If the hot and neutral wires are reversed, the circuit may still test normally, but you may not have ground-fault
protection. Verify that the wires are properly connected by testing an outlet on the circuit for correct polarity. A
GFCI should not be used with lights, freezers, refrigerators or medical equipment. A GFCI cannot be used with
appliances which are individually grounded, such as ovens or dryers
Why a GFCI should not be used with major appliances:
A Ground Fault Circuit Interrupter is supposed to be a valuable safety device. Why not use them everywhere, even on
large appliances with 3 wire plugs?
A properly grounded 3 prong outlet provides protection for both people and the appliance should a short circuit
develop between a live wireand the cabinet.
Highly inductive loads like large motors or even fluorescent lamps or fixtures on the same circuit can cause
nuisance tripping of GFCIs which needless to say is not desirable for something like a refrigerator.
Many (if not most) GFCIs also test for a grounded neutral condition where a low resistance path exists downstream
between the N and G conductors. If such a situation exists, the GFCI will trip immediately when power is applied
even with nothing connected to the protected outlets.
One: Removing GFCI protection from a receptacle in an area where the receptacle is required by Code to have GFCI
protection creates a problem. This can be called a Code violation and a hazard. The receptacle is not GFCI protected
when the RV is gone.
Two: The longer the wires, the more the "bleed" current will be. The GFCI receptacle inside an RV will see bleed
current only from the load plugged into it. The GFCI protected receptacle inside the dwelling will see the same
bleed current from the load, and will also see the bleed current from all the wiring energized by the RV power cord.
So, if you plug in a load inside the RV, into the RV's GFCI receptacle, a load that has a bleed of 3 milliamps, then
the 3 milliamps is not enough to trip the RV GFCI. Adding that 3 milliamp load bleed to, say, hypothetically, the
whole RV's bleed of 3 milliamps, then the GFCI protected receptalce inside the garage has a total of 6 (six)
milliamps bleed to ground and that GFCI will trip.

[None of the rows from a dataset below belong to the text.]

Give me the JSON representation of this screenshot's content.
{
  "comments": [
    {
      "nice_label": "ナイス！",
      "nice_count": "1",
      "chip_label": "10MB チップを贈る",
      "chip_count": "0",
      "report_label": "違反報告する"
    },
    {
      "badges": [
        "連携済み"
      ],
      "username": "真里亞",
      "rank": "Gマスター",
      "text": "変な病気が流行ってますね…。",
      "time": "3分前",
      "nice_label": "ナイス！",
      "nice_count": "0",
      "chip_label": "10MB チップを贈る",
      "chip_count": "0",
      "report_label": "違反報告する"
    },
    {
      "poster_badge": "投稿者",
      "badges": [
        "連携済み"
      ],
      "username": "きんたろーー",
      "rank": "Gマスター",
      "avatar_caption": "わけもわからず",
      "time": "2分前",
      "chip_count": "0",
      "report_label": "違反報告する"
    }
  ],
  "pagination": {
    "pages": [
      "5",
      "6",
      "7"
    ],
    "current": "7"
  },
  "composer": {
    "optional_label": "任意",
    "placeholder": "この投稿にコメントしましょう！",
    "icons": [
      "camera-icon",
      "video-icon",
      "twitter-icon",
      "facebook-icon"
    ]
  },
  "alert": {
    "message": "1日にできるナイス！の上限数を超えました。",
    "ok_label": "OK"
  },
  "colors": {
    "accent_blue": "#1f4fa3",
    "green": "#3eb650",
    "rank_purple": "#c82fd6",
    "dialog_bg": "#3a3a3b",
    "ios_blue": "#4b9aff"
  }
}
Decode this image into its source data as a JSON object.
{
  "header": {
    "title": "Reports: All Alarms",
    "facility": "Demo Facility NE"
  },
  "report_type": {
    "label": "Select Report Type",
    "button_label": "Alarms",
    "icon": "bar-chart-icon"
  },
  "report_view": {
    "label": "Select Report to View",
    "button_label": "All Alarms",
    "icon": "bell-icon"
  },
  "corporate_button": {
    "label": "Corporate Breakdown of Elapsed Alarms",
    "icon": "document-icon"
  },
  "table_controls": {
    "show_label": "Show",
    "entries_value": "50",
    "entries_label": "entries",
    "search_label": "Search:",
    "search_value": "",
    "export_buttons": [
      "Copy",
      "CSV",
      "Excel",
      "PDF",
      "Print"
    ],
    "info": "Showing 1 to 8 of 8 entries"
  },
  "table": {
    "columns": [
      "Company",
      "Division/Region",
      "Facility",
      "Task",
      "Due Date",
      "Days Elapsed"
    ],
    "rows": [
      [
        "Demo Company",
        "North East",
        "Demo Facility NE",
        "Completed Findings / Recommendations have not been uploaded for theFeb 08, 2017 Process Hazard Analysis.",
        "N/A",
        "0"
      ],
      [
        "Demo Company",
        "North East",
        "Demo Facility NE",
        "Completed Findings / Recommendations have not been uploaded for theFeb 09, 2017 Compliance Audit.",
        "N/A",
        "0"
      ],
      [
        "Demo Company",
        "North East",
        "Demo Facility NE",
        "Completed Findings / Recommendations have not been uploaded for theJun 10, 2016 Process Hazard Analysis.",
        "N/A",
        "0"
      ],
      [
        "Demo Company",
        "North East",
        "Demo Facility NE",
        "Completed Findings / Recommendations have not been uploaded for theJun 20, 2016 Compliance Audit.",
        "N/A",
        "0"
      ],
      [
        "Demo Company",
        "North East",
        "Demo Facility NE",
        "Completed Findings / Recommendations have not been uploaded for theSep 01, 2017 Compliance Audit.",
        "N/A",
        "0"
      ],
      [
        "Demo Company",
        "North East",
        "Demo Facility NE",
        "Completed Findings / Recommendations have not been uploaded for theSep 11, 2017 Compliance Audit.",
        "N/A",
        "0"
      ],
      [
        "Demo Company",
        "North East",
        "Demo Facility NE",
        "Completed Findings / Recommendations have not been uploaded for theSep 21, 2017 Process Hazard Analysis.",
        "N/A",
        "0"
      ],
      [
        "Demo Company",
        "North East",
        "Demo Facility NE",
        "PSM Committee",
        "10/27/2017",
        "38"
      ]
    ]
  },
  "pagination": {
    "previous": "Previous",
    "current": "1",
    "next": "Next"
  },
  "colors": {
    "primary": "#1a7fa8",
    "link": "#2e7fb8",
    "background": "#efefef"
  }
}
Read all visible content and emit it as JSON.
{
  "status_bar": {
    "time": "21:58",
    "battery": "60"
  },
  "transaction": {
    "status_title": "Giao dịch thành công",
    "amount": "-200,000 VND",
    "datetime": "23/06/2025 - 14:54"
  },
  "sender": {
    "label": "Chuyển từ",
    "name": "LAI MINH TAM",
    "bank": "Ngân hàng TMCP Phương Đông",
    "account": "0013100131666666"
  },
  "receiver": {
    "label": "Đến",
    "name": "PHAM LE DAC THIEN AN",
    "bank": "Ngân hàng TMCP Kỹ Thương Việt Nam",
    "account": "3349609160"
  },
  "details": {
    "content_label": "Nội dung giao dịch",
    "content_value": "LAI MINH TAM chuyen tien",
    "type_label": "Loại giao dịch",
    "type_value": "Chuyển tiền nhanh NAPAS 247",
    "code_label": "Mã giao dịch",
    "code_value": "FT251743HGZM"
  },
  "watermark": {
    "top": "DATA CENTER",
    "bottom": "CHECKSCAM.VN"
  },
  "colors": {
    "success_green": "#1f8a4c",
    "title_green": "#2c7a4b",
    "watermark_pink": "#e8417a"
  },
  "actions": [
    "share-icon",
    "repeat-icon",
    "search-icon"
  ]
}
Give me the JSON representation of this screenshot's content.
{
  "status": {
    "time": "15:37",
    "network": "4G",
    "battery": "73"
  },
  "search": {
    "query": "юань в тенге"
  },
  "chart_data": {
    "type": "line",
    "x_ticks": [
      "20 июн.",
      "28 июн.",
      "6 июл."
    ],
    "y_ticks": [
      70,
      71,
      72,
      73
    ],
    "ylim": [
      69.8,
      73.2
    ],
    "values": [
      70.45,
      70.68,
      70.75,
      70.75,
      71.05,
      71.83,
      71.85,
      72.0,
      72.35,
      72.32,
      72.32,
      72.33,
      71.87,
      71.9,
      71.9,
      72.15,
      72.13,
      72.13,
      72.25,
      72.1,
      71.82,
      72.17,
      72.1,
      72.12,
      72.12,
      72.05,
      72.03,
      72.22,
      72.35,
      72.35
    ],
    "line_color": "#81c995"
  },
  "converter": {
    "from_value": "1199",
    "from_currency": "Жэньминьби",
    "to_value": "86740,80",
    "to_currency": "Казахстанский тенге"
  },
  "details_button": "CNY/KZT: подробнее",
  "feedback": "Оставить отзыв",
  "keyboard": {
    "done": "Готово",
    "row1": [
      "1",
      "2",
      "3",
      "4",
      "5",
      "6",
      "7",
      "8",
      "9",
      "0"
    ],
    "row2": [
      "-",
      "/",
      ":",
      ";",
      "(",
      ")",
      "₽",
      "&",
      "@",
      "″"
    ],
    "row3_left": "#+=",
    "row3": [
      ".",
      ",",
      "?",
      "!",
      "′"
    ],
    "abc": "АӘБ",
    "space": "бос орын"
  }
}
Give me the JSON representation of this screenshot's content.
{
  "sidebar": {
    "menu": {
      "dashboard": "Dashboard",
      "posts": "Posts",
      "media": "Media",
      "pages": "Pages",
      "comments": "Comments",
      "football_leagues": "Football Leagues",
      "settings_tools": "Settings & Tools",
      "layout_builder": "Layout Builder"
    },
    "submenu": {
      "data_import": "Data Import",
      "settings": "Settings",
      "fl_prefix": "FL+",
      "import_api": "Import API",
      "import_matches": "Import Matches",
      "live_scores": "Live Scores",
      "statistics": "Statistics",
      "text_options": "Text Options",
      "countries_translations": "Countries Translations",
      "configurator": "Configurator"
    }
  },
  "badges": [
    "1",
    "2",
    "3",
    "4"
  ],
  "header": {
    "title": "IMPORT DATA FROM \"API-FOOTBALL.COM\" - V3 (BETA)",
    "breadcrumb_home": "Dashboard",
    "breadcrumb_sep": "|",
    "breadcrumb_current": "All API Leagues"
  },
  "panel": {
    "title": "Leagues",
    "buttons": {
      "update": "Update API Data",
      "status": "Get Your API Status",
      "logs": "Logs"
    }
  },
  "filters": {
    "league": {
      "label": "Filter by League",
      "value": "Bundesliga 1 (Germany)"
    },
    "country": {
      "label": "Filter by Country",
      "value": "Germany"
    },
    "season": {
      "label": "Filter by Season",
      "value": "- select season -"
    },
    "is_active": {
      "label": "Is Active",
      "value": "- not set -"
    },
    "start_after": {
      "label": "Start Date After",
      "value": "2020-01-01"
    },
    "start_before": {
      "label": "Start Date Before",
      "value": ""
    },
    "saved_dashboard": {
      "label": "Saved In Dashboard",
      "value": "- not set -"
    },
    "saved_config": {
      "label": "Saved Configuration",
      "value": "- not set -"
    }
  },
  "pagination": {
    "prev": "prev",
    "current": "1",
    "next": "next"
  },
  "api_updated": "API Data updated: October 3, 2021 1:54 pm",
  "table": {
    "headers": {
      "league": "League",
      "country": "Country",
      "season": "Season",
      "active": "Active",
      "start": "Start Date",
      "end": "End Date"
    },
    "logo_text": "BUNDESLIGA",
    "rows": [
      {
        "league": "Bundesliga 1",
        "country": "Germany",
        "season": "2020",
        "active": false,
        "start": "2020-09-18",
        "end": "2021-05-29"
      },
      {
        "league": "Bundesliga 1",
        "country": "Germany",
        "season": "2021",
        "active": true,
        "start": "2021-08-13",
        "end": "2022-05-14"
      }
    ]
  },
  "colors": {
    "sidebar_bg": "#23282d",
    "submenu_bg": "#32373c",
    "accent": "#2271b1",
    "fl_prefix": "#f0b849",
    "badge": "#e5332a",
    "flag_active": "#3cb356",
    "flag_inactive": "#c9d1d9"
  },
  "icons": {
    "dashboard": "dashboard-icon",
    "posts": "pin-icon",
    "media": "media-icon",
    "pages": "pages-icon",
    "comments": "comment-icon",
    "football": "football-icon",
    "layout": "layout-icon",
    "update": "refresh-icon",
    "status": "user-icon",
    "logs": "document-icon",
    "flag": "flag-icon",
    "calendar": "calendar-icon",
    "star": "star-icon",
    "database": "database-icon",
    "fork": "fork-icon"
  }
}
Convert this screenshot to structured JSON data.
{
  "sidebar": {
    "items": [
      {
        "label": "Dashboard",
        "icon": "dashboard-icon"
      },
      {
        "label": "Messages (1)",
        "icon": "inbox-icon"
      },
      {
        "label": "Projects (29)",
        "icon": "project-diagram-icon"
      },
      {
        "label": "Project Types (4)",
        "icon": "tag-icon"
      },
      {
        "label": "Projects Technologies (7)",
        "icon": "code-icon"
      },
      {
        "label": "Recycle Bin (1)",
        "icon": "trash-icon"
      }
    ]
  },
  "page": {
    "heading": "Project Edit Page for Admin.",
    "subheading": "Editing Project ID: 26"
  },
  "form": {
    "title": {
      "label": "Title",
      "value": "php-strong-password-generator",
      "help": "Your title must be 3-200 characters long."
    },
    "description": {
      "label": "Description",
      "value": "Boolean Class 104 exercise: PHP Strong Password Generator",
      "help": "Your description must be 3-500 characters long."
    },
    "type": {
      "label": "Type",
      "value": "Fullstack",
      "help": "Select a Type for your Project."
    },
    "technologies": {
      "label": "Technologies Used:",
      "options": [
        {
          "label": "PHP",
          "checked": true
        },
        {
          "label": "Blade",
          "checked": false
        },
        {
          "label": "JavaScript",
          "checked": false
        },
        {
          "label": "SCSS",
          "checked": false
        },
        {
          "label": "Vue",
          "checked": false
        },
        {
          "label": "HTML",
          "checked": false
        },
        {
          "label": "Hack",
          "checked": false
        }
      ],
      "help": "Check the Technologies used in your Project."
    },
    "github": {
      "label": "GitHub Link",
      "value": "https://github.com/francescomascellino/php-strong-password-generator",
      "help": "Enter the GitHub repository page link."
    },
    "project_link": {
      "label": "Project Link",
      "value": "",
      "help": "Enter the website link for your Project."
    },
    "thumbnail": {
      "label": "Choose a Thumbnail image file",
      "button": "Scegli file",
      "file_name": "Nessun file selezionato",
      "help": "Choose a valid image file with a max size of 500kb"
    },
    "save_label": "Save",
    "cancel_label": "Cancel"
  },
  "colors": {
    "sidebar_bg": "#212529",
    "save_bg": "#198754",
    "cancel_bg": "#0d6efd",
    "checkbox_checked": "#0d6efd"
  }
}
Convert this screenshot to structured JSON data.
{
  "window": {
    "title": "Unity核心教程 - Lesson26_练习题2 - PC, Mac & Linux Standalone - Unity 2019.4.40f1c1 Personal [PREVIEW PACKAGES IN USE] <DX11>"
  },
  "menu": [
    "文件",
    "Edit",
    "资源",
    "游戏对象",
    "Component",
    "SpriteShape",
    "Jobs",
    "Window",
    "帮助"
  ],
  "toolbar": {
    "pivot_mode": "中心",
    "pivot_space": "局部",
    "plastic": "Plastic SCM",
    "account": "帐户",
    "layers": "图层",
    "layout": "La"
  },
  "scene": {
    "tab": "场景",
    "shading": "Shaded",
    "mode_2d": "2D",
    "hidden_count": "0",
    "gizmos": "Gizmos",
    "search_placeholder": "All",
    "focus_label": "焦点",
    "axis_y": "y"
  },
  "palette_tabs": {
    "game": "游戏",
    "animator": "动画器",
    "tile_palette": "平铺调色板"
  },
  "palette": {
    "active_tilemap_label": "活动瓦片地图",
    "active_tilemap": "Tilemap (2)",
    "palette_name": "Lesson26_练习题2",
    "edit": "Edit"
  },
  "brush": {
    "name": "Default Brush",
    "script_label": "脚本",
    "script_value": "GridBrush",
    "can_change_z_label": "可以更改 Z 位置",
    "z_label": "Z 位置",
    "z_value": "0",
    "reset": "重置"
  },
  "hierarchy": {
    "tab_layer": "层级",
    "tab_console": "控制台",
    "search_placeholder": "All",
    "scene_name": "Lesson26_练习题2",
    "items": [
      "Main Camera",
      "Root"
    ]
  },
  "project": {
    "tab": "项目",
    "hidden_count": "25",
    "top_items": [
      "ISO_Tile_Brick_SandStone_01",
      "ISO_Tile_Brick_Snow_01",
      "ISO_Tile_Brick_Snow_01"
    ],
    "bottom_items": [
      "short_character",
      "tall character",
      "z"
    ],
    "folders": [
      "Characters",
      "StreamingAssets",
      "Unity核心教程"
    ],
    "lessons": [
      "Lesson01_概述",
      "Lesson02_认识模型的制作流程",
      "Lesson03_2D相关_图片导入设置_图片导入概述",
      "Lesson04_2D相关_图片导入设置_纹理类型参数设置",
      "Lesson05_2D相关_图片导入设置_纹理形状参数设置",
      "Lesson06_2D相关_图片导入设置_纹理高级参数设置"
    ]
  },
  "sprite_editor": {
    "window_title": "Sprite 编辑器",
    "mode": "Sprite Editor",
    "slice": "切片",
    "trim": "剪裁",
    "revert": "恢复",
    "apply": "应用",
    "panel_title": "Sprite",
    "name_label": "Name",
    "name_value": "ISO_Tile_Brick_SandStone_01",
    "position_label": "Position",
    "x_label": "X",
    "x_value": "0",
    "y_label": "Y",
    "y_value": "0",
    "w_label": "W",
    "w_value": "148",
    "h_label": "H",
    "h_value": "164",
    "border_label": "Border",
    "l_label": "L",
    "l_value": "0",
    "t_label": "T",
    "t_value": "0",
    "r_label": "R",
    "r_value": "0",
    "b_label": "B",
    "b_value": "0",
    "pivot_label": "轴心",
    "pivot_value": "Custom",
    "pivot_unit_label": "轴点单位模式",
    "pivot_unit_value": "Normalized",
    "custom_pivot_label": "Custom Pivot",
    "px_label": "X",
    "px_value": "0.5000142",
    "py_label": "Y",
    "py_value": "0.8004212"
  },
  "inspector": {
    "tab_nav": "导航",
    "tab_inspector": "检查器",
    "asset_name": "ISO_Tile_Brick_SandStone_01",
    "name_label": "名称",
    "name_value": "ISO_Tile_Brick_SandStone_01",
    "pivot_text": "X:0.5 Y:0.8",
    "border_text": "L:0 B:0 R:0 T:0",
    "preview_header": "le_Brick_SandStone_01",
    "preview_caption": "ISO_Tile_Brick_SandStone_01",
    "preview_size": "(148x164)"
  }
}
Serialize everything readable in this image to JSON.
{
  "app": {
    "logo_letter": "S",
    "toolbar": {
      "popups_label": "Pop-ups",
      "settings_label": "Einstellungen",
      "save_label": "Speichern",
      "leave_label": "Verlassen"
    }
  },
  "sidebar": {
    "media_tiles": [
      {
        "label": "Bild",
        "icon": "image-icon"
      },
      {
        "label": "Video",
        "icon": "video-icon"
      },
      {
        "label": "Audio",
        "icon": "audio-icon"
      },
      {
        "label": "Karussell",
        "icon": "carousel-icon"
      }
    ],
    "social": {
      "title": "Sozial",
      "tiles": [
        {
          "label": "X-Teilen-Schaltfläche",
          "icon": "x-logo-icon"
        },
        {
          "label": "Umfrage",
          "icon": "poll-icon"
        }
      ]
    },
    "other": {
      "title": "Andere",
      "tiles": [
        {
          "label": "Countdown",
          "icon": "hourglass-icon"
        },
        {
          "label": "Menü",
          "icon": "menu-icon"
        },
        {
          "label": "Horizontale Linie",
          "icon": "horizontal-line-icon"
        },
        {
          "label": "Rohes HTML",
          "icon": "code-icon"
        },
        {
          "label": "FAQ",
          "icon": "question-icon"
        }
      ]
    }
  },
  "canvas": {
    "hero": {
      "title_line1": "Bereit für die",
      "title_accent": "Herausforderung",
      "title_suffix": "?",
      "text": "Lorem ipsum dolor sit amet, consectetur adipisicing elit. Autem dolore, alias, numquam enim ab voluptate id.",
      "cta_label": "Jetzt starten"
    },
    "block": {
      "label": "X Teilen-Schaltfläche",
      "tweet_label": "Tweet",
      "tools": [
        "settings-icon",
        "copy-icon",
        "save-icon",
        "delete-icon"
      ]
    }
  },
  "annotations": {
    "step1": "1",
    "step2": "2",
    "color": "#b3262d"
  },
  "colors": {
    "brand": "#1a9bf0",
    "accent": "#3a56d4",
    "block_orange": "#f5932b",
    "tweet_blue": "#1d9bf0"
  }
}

There is no technical problem. Both GFCIs are doing what they are supposed to do.
2001 Ford F-350 DRW 7.3
2011 25 RL Wildcat
former fiver 1976 Fourwinds had for 35 years